“A country’s rank and status is measured by the role of women. The higher the number of leadership roles for women, the further the country is considered to be on the road to development.”
Four out of 15 new deputy ministers are also women and women now hold 15 percent of the seats in Parliament.
The rise of women to high political office in the Arab world is by no means restricted to Egypt.
Jordan also has a record number of women ministers after Prime Minister-designate Omar Razzaz appointed seven women to the 29-member Cabinet sworn in last week.
“The men’s monopoly has been broken,” the Jordanian National Commission for Women declared in a celebratory statement which also praised the prime minister’s “clear position.”
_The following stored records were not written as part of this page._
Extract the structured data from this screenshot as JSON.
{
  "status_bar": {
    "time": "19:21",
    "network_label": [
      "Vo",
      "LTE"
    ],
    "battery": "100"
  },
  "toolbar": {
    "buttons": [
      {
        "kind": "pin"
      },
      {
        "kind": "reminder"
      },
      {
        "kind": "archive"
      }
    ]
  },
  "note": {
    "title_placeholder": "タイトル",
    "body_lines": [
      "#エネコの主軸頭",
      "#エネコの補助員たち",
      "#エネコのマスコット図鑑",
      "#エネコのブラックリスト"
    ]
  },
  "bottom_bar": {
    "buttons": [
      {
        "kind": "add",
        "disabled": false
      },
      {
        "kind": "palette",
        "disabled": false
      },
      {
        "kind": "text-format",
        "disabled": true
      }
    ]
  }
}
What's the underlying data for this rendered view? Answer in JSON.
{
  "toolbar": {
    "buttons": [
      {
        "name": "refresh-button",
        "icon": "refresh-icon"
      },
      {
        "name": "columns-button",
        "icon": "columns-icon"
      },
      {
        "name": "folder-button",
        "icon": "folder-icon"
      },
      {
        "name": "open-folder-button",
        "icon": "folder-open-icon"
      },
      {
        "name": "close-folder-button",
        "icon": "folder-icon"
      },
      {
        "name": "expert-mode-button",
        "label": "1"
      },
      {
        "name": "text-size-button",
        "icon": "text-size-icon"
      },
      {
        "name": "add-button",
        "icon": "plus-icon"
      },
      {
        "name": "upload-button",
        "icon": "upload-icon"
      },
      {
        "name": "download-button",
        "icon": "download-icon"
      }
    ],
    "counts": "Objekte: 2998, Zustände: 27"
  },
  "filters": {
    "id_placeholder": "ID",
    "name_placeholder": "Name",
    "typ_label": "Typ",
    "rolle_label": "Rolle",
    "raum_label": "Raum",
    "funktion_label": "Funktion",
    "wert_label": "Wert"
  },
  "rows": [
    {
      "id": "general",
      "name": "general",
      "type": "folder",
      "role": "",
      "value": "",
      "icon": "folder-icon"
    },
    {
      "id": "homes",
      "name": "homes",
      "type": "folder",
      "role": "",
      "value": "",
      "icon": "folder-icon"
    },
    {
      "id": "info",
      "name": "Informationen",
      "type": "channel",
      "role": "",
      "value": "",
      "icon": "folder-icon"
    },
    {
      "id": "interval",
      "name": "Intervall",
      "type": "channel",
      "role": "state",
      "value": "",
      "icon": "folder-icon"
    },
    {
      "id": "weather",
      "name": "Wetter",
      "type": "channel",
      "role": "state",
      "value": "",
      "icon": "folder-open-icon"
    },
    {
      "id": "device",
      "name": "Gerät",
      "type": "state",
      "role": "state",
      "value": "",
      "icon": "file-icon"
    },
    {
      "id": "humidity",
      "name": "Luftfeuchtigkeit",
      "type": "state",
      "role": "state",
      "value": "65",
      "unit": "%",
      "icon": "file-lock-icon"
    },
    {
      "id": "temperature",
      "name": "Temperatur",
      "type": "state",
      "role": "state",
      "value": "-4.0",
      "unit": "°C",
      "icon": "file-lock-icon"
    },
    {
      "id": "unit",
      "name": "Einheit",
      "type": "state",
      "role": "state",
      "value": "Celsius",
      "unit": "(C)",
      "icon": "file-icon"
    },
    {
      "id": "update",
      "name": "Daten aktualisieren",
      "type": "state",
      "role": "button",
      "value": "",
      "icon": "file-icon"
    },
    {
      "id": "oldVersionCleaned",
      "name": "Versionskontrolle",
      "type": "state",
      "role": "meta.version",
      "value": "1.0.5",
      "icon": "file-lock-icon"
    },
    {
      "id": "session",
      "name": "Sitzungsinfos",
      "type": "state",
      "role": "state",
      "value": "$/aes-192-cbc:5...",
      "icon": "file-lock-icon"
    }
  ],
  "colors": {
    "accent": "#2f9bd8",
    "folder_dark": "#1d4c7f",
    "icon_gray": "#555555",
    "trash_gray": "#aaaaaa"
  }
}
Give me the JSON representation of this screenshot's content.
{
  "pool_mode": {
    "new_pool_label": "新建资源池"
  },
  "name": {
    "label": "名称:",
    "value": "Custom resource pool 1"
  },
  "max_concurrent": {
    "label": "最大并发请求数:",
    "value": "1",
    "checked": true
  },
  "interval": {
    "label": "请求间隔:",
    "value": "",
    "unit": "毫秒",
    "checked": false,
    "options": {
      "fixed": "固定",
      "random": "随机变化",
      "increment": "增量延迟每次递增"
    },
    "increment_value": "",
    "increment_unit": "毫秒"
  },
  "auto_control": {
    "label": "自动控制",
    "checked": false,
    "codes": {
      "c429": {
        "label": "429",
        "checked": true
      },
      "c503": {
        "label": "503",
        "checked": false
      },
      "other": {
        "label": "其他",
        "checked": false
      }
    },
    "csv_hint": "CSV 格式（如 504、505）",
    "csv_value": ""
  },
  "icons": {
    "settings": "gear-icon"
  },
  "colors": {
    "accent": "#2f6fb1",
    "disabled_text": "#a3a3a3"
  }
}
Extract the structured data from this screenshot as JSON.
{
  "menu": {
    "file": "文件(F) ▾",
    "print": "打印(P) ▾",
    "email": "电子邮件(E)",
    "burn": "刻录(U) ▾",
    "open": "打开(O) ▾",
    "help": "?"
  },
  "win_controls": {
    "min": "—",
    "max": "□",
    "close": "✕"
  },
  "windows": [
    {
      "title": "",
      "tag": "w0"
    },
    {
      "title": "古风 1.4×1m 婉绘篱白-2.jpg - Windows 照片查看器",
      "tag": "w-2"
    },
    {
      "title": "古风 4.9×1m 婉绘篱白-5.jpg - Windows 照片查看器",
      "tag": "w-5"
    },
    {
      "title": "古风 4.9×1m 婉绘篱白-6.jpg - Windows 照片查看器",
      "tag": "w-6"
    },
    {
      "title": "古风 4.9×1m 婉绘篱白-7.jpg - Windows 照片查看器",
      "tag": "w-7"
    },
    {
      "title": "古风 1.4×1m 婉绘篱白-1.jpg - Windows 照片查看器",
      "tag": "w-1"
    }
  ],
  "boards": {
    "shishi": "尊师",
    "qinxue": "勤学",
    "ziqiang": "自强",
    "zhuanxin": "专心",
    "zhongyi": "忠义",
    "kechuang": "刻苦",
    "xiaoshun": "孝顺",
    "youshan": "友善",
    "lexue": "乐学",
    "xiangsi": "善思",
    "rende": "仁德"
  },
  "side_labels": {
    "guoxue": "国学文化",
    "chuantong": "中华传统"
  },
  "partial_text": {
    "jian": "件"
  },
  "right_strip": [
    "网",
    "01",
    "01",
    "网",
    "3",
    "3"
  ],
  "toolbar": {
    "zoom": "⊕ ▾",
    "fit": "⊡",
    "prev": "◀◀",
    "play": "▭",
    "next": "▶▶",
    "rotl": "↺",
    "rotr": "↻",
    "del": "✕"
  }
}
The appointment of the women ministers may help to assuage disappointment about the make-up of the rest of the — all male — Cabinet.
Twenty-three members of the new Jordanian Cabinet have been ministers before and 13 were members of the outgoing government that was brought down by popular protest.
Rawan Joyoussi, whose posters became one of the defining images of the protests, said: “I was hoping that women would be empowered and I am happy with that. But as far as the composition of the rest of the government is concerned, I think we have to play our part to create the mechanisms that will hold the government accountable.”
In the UAE, women hold nine out of 31 ministerial positions, and one of them, Minister for Youth Shamma Al-Mazrui, is also the world’s youngest minister, appointed in 2016 when she was only 22.
This makes the UAE Cabinet nearly 30 percent female, which is higher than India, almost equal to the UK and far ahead of the US, where Donald Trump has just four women in his Cabinet.
The general election in Morocco in October 2016 produced 81 women members of Parliament, accounting for 21 percent of the total 395 seats. The Islamist Justice and Development Party (PJD), which won the most votes, also ended up with the highest number of women MPs, 18.
Though elections in Saudi Arabia were open to women only in 2015, it ranks 100th out of 193rd in the world league table of women in national governing bodies, slightly above the US at 102nd place.
A policy briefing from the Brookings Institution think-tank in Washington says that one of the best ways for a country to ease economic pressure and boost productivity is to increase female participation in the workplace and in political life.
“Introducing diversity through gender parity will benefit economic growth and can help Arab countries to generate prosperity as well as the normative and social imperative of change,” wrote analyst Bessma Momani.
Yet in some parts of the Middle East, female representation seems to be going backward.
In 2009, four of Kuwait’s 65 MPs were women. In 2012 there were three and in 2013 only one. In 2016, 15 women stood for election to the 50 open parliamentary seats (the other 15 are appointed). Only one, Safa Al-Hashem, who was already an MP, was successful.
Qatar has no women MPs or ministers at all.
Egypt’s appointment of two more women ministers does not have the appearance of tokenism. The new Health Minister, Hala Zayed, 51, has a solid background in the field as a former president of the Academy of Health Sciences, a hospital specializing in cancer treatment for children.
She was also government adviser on health, chairwoman of a committee for combating corruption at the ministry she now heads and also has a Ph.d. in project management.
Similarly, Yasmeen Fouad, 43, the new environment minister, has four years’ experience as a former assistant minister in the same department, where she was known as “the lady for difficult missions,” and liaised with the UN. She is also an assistant professor of economics and political science at Cairo University.
Egypt’s first female minister was Hikmat Abu Zaid, appointed minister of social affairs in 1962 by President Gamal Abdel Nasser, who dubbed her “the merciful heart of revolution.”
Now there are eight like her, demonstrating that in the Middle East, “girl power” is on the rise.